No qualifier seemed bombastic enough to evoke the migration that occurred Wednesday 6th of June on the Internet: “large amplitude”, “historical day”, “critical for internet” or even “nuclear transition”… That day, part of the world switched to IPv6.
In practical terms, IPv6 (Internet provider version 6) was created to deal with the long anticipated problem of IPv4 running out of addresses. These addresses are public, individual and unique, like a phone number. Since 1983 all connected machines recognize each other through these IPv4 addresses (the old version). They are coded in such a manner that “only” 4.3 billion addresses exist. When the current system was invented, nobody imagined that we would ever run out, but with the explosion in the number of devices that connect to the Internet it became necessary to enlarge the net… just to be sure that tomorrow´s fridges would be able to be connected.

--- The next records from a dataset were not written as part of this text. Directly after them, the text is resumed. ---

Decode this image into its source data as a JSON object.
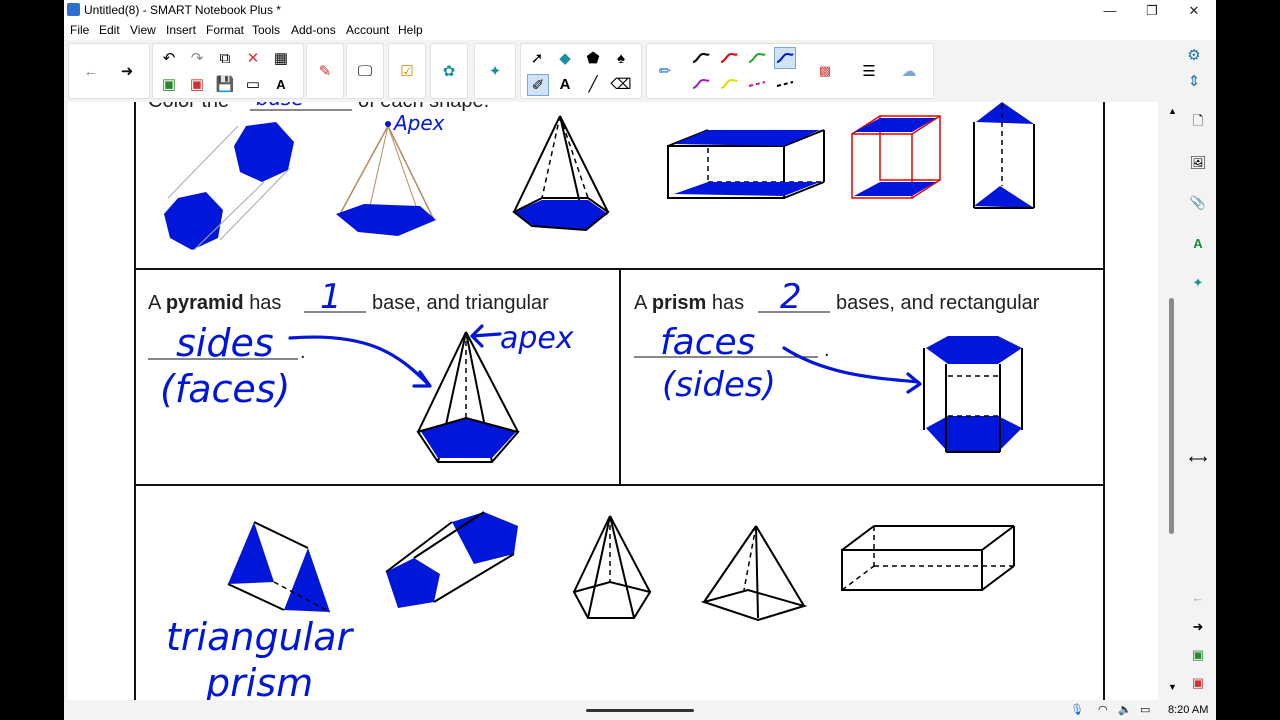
{
  "window": {
    "title": "Untitled(8) - SMART Notebook Plus *"
  },
  "menu": {
    "items": [
      "File",
      "Edit",
      "View",
      "Insert",
      "Format",
      "Tools",
      "Add-ons",
      "Account",
      "Help"
    ]
  },
  "worksheet": {
    "top_text_start": "Color the",
    "top_text_end": "of each shape.",
    "top_blank_answer": "base",
    "apex_label": "Apex",
    "pyramid_sentence": {
      "a": "A",
      "bold": "pyramid",
      "has": "has",
      "rest": "base, and triangular"
    },
    "pyramid_answer_count": "1",
    "pyramid_answer_sides": "sides",
    "pyramid_answer_faces": "(faces)",
    "pyramid_apex_label": "apex",
    "prism_sentence": {
      "a": "A",
      "bold": "prism",
      "has": "has",
      "rest": "bases, and rectangular"
    },
    "prism_answer_count": "2",
    "prism_answer_faces": "faces",
    "prism_answer_sides": "(sides)",
    "bottom_label_1": "triangular",
    "bottom_label_2": "prism",
    "period": "."
  },
  "status": {
    "time": "8:20 AM"
  },
  "colors": {
    "ink": "#0016d8",
    "accent": "#2f6fd0"
  },
  "icons": [
    "back-arrow-icon",
    "forward-arrow-icon",
    "undo-icon",
    "redo-icon",
    "delete-icon",
    "table-icon",
    "select-icon",
    "shapes-icon",
    "eraser-icon",
    "pen-icon",
    "text-icon",
    "line-icon",
    "page-icon",
    "gallery-icon",
    "attachments-icon",
    "properties-icon",
    "addons-icon",
    "microphone-icon",
    "wifi-icon",
    "volume-icon",
    "battery-icon"
  ]
}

With the IPv6 it would be possible to have an infinite number of IP addresses: 3.4 x 1038 , so about 667 000 addresses on every square millimeter of the Earth´s surface, or if we prefer looking at the sky, an entire IPv4 internet for every star in the universe.

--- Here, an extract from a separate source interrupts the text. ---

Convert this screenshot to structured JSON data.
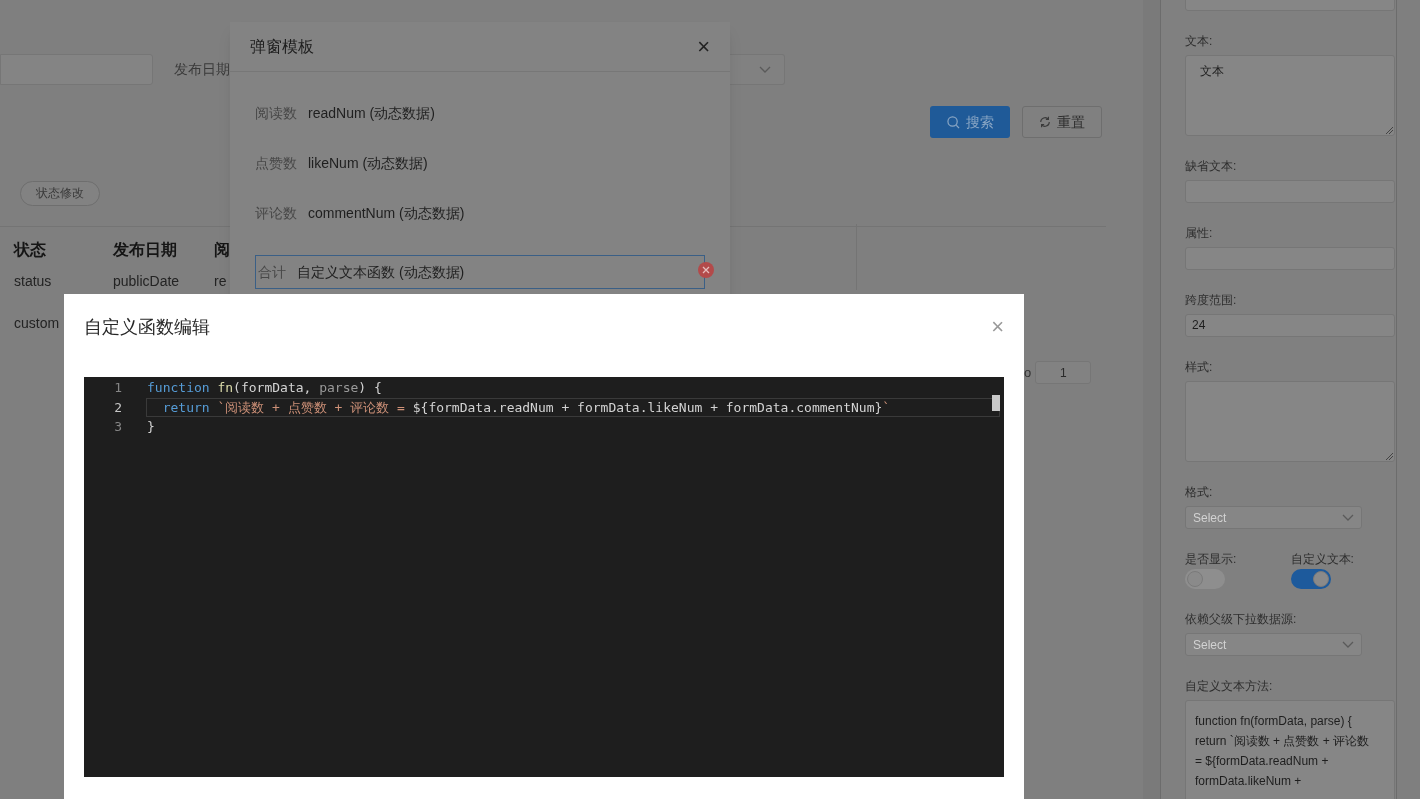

Since the 6th of July, the IPv4 and the IPv6 addresses have been recognized by most of web big players and we are heading towards the generalisation of IPv6. The progressive migration will take an unknown number of years and the mainstream users will see no difference.
Let´s have a look on how this huge change was reflected in the media.

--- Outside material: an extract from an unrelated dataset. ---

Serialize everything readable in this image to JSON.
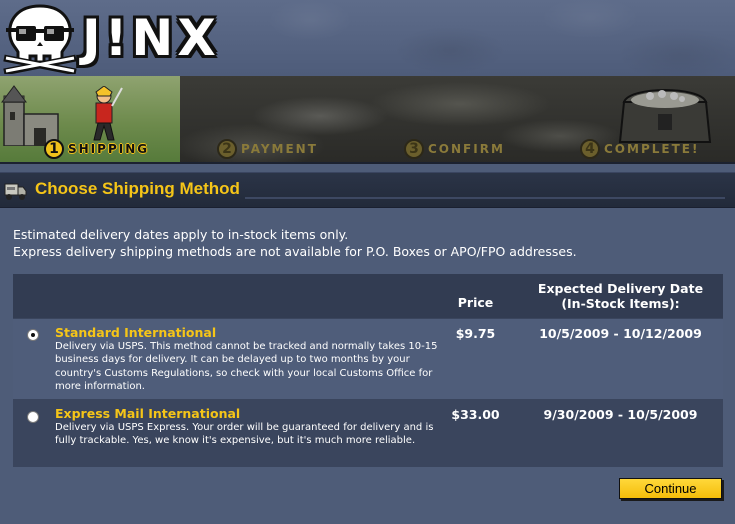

Traditional media did not pay a lot of attention to this topic. The changes could be “historical” or “critical”, but if they did not have practical applications or a direct influence they did not really interest basic internet users… nor traditional media. It is quite interesting that one of the biggest transformations ever experienced by the internet concerned such a limited number of its users. It gives the impression that few people are aware of what happened and that the fate of such an important tool belongs to a handful of gurus.
The good news comes from the internet itself: web news, blogs, boards… we find 10 times more articles on IPv6 than for print media. It is not really a surprise, the best place to speak about the internet is definitely on the internet.
Well, there is no reason to be concerned. We just hope that this new stock of addresses will not be exhausted in 30 years. Infinity is relative.